Real Passion, Real business
Chasm of Mistrust
Commericalisation Pure or Applied?
How to inspire commercialisation in research scientists?
This is not a rhetorical question – it is a real problem that I don't have the answer to.
How to get people from the pure science elements of education to engage meaningfully with commercialisation either as academics or for a non-academic career choice.
Education across Europe defines people very early as scientists and encourages focus on the discipline, sometimes preventing access to other subjects which encourage entrepreneurship. Combinations such as Economics and Chemistry are rarely offered as Joint Honours – particularly in the UK.
So how do we enable our scientists to truly explore their ability and affinity for business? Not just in understanding the financial aspects of funding or running a business, but to explore their natural ability to communicate, their aptitude for sales, for marketing, for creative thinking and new product design?
Too many scientists think that sales are unimportant, and lack ethics; that marketing is all baloney and unnecessary but the reality is without sales there is no company or money making opportunity - even to fund their further research.
Business games such as Young Entrepreneur Scheme are great vehicles to allow academic engagement with commercialisation, but overall only a low percentage of students take this opportunity, often because they don't understand or appreciate the benefits of the interaction with others from different institutions or even just how a change of scene and time out of the lab can open your mind to new ideas.
Sometimes academic supervisors or teachers in high schools themselves don't appreciate the benefits of these types of event for widening self-knowledge and “putting people in touch with their non-technical skills” and can't support and encourage, or demand, participation from their pupils.
So how do we do it? How across Europe in particular, do we manage to bridge the gap between science and sales and get more people to realise that sales and marketing careers exist, are enjoyable and allow them to use their science to the benefit of themselves and their companies.
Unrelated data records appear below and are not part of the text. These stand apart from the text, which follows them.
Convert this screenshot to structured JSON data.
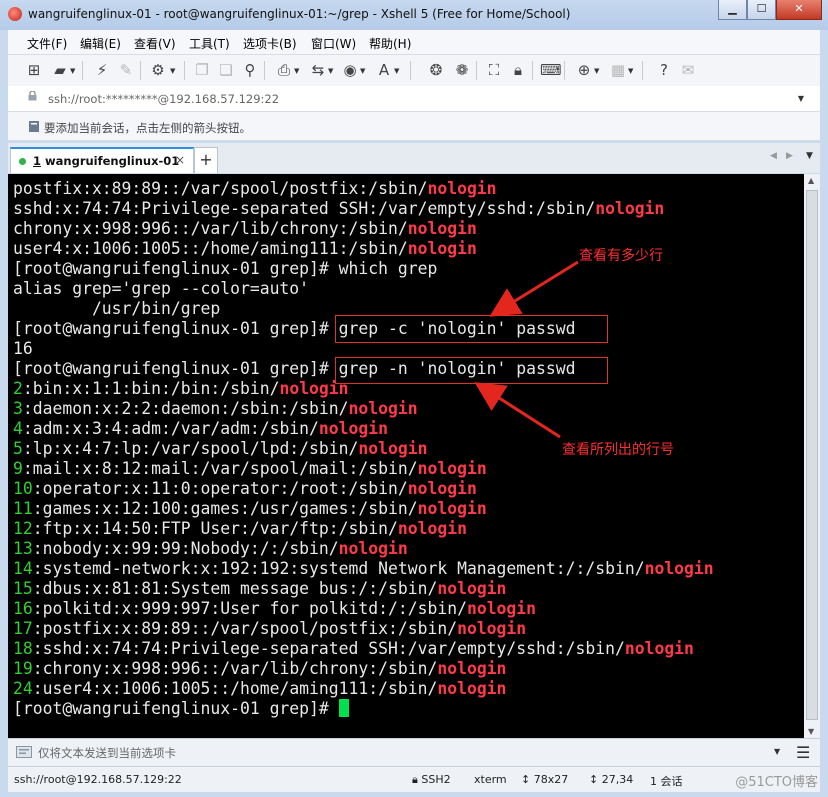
{
  "window": {
    "title": "wangruifenglinux-01 - root@wangruifenglinux-01:~/grep - Xshell 5 (Free for Home/School)",
    "buttons": {
      "minimize": "▁",
      "maximize": "☐",
      "close": "✕"
    }
  },
  "menu": {
    "items": [
      "文件(F)",
      "编辑(E)",
      "查看(V)",
      "工具(T)",
      "选项卡(B)",
      "窗口(W)",
      "帮助(H)"
    ]
  },
  "toolbar": {
    "icons": [
      "new-session-icon",
      "open-folder-icon",
      "connect-icon",
      "disconnect-icon",
      "properties-icon",
      "copy-icon",
      "paste-icon",
      "find-icon",
      "print-icon",
      "transfer-icon",
      "globe-icon",
      "font-icon",
      "xftp-icon",
      "xmanager-icon",
      "fullscreen-icon",
      "lock-icon",
      "keyboard-icon",
      "add-tab-icon",
      "layout-icon",
      "help-icon",
      "chat-icon"
    ]
  },
  "address": {
    "value": "ssh://root:*********@192.168.57.129:22"
  },
  "hint": {
    "text": "要添加当前会话，点击左侧的箭头按钮。"
  },
  "tabs": {
    "active_number": "1",
    "active_name": " wangruifenglinux-01",
    "close": "×",
    "add": "+",
    "prev": "◀",
    "next": "▶",
    "menu": "▼"
  },
  "terminal": {
    "lines": [
      [
        {
          "t": "postfix:x:89:89::/var/spool/postfix:/sbin/"
        },
        {
          "t": "nologin",
          "c": "hl"
        }
      ],
      [
        {
          "t": "sshd:x:74:74:Privilege-separated SSH:/var/empty/sshd:/sbin/"
        },
        {
          "t": "nologin",
          "c": "hl"
        }
      ],
      [
        {
          "t": "chrony:x:998:996::/var/lib/chrony:/sbin/"
        },
        {
          "t": "nologin",
          "c": "hl"
        }
      ],
      [
        {
          "t": "user4:x:1006:1005::/home/aming111:/sbin/"
        },
        {
          "t": "nologin",
          "c": "hl"
        }
      ],
      [
        {
          "t": "[root@wangruifenglinux-01 grep]# which grep"
        }
      ],
      [
        {
          "t": "alias grep='grep --color=auto'"
        }
      ],
      [
        {
          "t": "        /usr/bin/grep"
        }
      ],
      [
        {
          "t": "[root@wangruifenglinux-01 grep]# grep -c 'nologin' passwd"
        }
      ],
      [
        {
          "t": "16"
        }
      ],
      [
        {
          "t": "[root@wangruifenglinux-01 grep]# grep -n 'nologin' passwd"
        }
      ],
      [
        {
          "t": "2",
          "c": "ln"
        },
        {
          "t": ":bin:x:1:1:bin:/bin:/sbin/"
        },
        {
          "t": "nologin",
          "c": "hl"
        }
      ],
      [
        {
          "t": "3",
          "c": "ln"
        },
        {
          "t": ":daemon:x:2:2:daemon:/sbin:/sbin/"
        },
        {
          "t": "nologin",
          "c": "hl"
        }
      ],
      [
        {
          "t": "4",
          "c": "ln"
        },
        {
          "t": ":adm:x:3:4:adm:/var/adm:/sbin/"
        },
        {
          "t": "nologin",
          "c": "hl"
        }
      ],
      [
        {
          "t": "5",
          "c": "ln"
        },
        {
          "t": ":lp:x:4:7:lp:/var/spool/lpd:/sbin/"
        },
        {
          "t": "nologin",
          "c": "hl"
        }
      ],
      [
        {
          "t": "9",
          "c": "ln"
        },
        {
          "t": ":mail:x:8:12:mail:/var/spool/mail:/sbin/"
        },
        {
          "t": "nologin",
          "c": "hl"
        }
      ],
      [
        {
          "t": "10",
          "c": "ln"
        },
        {
          "t": ":operator:x:11:0:operator:/root:/sbin/"
        },
        {
          "t": "nologin",
          "c": "hl"
        }
      ],
      [
        {
          "t": "11",
          "c": "ln"
        },
        {
          "t": ":games:x:12:100:games:/usr/games:/sbin/"
        },
        {
          "t": "nologin",
          "c": "hl"
        }
      ],
      [
        {
          "t": "12",
          "c": "ln"
        },
        {
          "t": ":ftp:x:14:50:FTP User:/var/ftp:/sbin/"
        },
        {
          "t": "nologin",
          "c": "hl"
        }
      ],
      [
        {
          "t": "13",
          "c": "ln"
        },
        {
          "t": ":nobody:x:99:99:Nobody:/:/sbin/"
        },
        {
          "t": "nologin",
          "c": "hl"
        }
      ],
      [
        {
          "t": "14",
          "c": "ln"
        },
        {
          "t": ":systemd-network:x:192:192:systemd Network Management:/:/sbin/"
        },
        {
          "t": "nologin",
          "c": "hl"
        }
      ],
      [
        {
          "t": "15",
          "c": "ln"
        },
        {
          "t": ":dbus:x:81:81:System message bus:/:/sbin/"
        },
        {
          "t": "nologin",
          "c": "hl"
        }
      ],
      [
        {
          "t": "16",
          "c": "ln"
        },
        {
          "t": ":polkitd:x:999:997:User for polkitd:/:/sbin/"
        },
        {
          "t": "nologin",
          "c": "hl"
        }
      ],
      [
        {
          "t": "17",
          "c": "ln"
        },
        {
          "t": ":postfix:x:89:89::/var/spool/postfix:/sbin/"
        },
        {
          "t": "nologin",
          "c": "hl"
        }
      ],
      [
        {
          "t": "18",
          "c": "ln"
        },
        {
          "t": ":sshd:x:74:74:Privilege-separated SSH:/var/empty/sshd:/sbin/"
        },
        {
          "t": "nologin",
          "c": "hl"
        }
      ],
      [
        {
          "t": "19",
          "c": "ln"
        },
        {
          "t": ":chrony:x:998:996::/var/lib/chrony:/sbin/"
        },
        {
          "t": "nologin",
          "c": "hl"
        }
      ],
      [
        {
          "t": "24",
          "c": "ln"
        },
        {
          "t": ":user4:x:1006:1005::/home/aming111:/sbin/"
        },
        {
          "t": "nologin",
          "c": "hl"
        }
      ],
      [
        {
          "t": "[root@wangruifenglinux-01 grep]# "
        },
        {
          "t": "",
          "c": "cursor"
        }
      ]
    ]
  },
  "annotations": {
    "count_label": "查看有多少行",
    "line_number_label": "查看所列出的行号"
  },
  "compose": {
    "placeholder": "仅将文本发送到当前选项卡"
  },
  "status": {
    "connection": "ssh://root@192.168.57.129:22",
    "protocol": "SSH2",
    "terminal_type": "xterm",
    "size": "78x27",
    "cursor_pos": "27,34",
    "sessions": "1 会话",
    "watermark": "@51CTO博客"
  },
  "colors": {
    "keyword_highlight": "#ff3a48",
    "line_number": "#2fd02f",
    "cursor": "#00e04f",
    "annotation": "#ff2e2e",
    "tab_accent": "#2f8ede"
  }
}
It is a fact that the companies need them – 80% of small companies fail because of lack of sales not because their technology didn't work.